• ddw_music

    @jameslo said:

    @whale-av I'm dying to show you how straightforward it is to port procedural algorithms to Pd but I want to enjoy your admiration a little longer :)

    I'm dying to see this, as I'm continually impressed with how obscurantist graphical languages are about procedural work. (I've actually gotten reasonably good at some cases that are not exactly simple. Recursion eludes me though, because it depends in procedural languages on local stack frames, which seem... inconvenient in Pd.)

    hjh

    posted in technical issues read more
  • ddw_music

    @vobb said:

    Hello and thanks for taking the time.

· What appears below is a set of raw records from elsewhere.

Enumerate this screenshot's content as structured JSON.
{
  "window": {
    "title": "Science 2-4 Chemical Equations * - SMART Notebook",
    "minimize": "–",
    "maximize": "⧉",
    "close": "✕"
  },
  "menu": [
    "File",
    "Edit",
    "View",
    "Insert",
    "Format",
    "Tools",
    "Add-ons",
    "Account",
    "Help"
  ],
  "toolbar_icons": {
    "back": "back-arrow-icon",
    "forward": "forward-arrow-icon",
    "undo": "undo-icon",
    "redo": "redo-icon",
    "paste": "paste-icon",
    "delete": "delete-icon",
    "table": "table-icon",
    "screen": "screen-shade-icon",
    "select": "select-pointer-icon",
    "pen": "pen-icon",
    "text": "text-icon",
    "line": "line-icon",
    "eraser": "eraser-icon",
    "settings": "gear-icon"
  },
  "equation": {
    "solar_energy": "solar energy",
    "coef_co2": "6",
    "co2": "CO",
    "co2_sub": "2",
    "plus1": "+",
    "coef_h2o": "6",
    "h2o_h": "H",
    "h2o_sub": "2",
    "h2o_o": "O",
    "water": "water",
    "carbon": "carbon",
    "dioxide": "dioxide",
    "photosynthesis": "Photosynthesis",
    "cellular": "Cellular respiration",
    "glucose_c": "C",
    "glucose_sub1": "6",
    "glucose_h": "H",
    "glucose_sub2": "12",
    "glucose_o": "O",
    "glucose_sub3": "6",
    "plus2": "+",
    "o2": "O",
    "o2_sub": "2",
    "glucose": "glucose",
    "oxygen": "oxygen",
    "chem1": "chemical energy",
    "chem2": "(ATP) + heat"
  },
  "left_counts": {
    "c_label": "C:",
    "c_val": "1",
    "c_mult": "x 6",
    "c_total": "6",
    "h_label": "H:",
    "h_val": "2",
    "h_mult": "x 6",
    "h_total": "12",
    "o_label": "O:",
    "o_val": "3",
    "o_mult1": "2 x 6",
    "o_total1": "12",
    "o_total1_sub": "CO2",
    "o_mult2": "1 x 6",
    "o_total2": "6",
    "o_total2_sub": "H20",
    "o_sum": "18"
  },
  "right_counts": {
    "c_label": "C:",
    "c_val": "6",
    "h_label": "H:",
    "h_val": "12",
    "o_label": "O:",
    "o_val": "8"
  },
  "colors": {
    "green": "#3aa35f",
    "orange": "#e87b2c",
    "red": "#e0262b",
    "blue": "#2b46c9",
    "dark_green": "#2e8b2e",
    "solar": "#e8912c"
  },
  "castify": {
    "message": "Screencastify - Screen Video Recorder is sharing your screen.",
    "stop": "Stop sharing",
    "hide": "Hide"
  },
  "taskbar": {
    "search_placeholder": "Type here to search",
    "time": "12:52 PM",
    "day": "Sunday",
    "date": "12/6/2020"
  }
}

FFT is not restricted to power-of-two but it runs most efficiently that way, unless this SE thread is completely off it's O(N log N) vs O(N^2))

    Good link, thanks, I knew that the optimal FFT recursively divides the frame in half, but hadn't thought about other small-integer factors. Actually I can't quite visualize how it works except for the optimal case, but I'll trust that the FFT library knows what it's doing.

    It's very likely, though, that the pitch will be a non-integer number of samples. And syncing the block size to a changing pitch is likely to be... amusing.

    Anyway hope you get some useful data from it.

    hjh

    posted in technical issues read more
  • ddw_music

    First, FFT is restricted to power-of-two frame sizes, so you can't match the window to an arbitrary pitch.

    Second, if I understand correctly, fft's frame size is controlled by a [block~] object in the same subpatch performing the fft.

    hjh

    posted in technical issues read more
  • ddw_music

    @kyro Was pondering that... does it need to be a one-sample delay? To go to a reasonable extreme, 24 ppq at 200 bpm, at 44.1 kHz = 44100 / 200 * 60 / 24 = 551.25 samples per tick. A full control block's delay should be fine, probably more reliable.

    hjh

    posted in technical issues read more
  • ddw_music

    Expanded my pulse counter a bit: Dividing the pulse magnitudes, and then re-doing the edge detection works.

    If the ratio is an integer, then it's more-or-less a classical modular pulse divider (though it assumes the pulses are single-sample, which [phasor~] --> {rzero~] --> multiply-and-clip does provide).

    If the ratio is rational but non-integer, then you get sorta like Euclidean rhythms for free! (1.75 is producing ONE two THREE four FIVE six SEVEN ONE two ... I also tried dividing by 8/3 and got one of the standard Euclidean clave rhythms, One two three Four five six Seven eight One two three...)

    pd-pulse-divider-2.png

    22-0504-pulse-divider.pd

    hjh

    posted in technical issues read more
  • ddw_music

    Here is another way to count pulses in the signal domain. It works only for rpole~ 1, but once you have the count, you can divide by some factor and watch for the scaled-down count to cross an integer boundary.

    pd-signal-pulse-counter.png

    (I'm not sure if I accidentally replicated techniques already discussed -- my thought was to try to make a simple pulse counter, rather than maintaining phase in between pulses. By integrating single-sample full-scale Dirac impulses, perhaps it avoids the trickier float precision problems.)

    hjh

    posted in technical issues read more
  • ddw_music

    My rule of thumb is: It's safe to have multiple patch cables from one outlet only when all of them are connected to cold inlets.

    Both of these were connected to hot inlets (broke the rule --> had problems). IMO if even one is hot, then order matters = use [t].

    Not that complex a guideline but it took me 2 years of Pd-ing to figure out = pedagogy problem.

    hjh

    posted in technical issues read more
  • ddw_music

    @seb-harmonik.ar said:

    @ddw_music you'd use a 2nd array to keep track of the indices

    Ah ok, overlooked that. "Exercise for the reader"...

    hjh

    posted in technical issues read more
  • ddw_music

    Alternate to oid's solution, if you'd rather focus on the random indices and keep a stable collection of lists:

    pd-random-list.png

    I had considered seb-harmonik's approach to removing the item, but you'd need to iterate to find the index to delete anyway, so I went with a filter operation.

    (This, btw, is easier in a text-based programming language where you have proper variables that can be defined once and used in multiple locations, eliminating the need to sync multiple [list] storage locations.)

    hjh

    posted in technical issues read more
  • ddw_music

    I'd suggest that an even more elegant solution is to generate the random index such that the undesired values are never produced in the first place.

    If you maintain a list of enabled indices, then you could choose randomly from this list, adding and removing available indices based on the toggles.

    I'm not at the computer right now, but I could build this in a little while.

    It's one of those cases in programming where formulating the problem in one way ("blocking output") biases the mind against other solutions ("constraining the random choices").

    hjh

    posted in technical issues read more

Internal error.

Oops! Looks like something went wrong!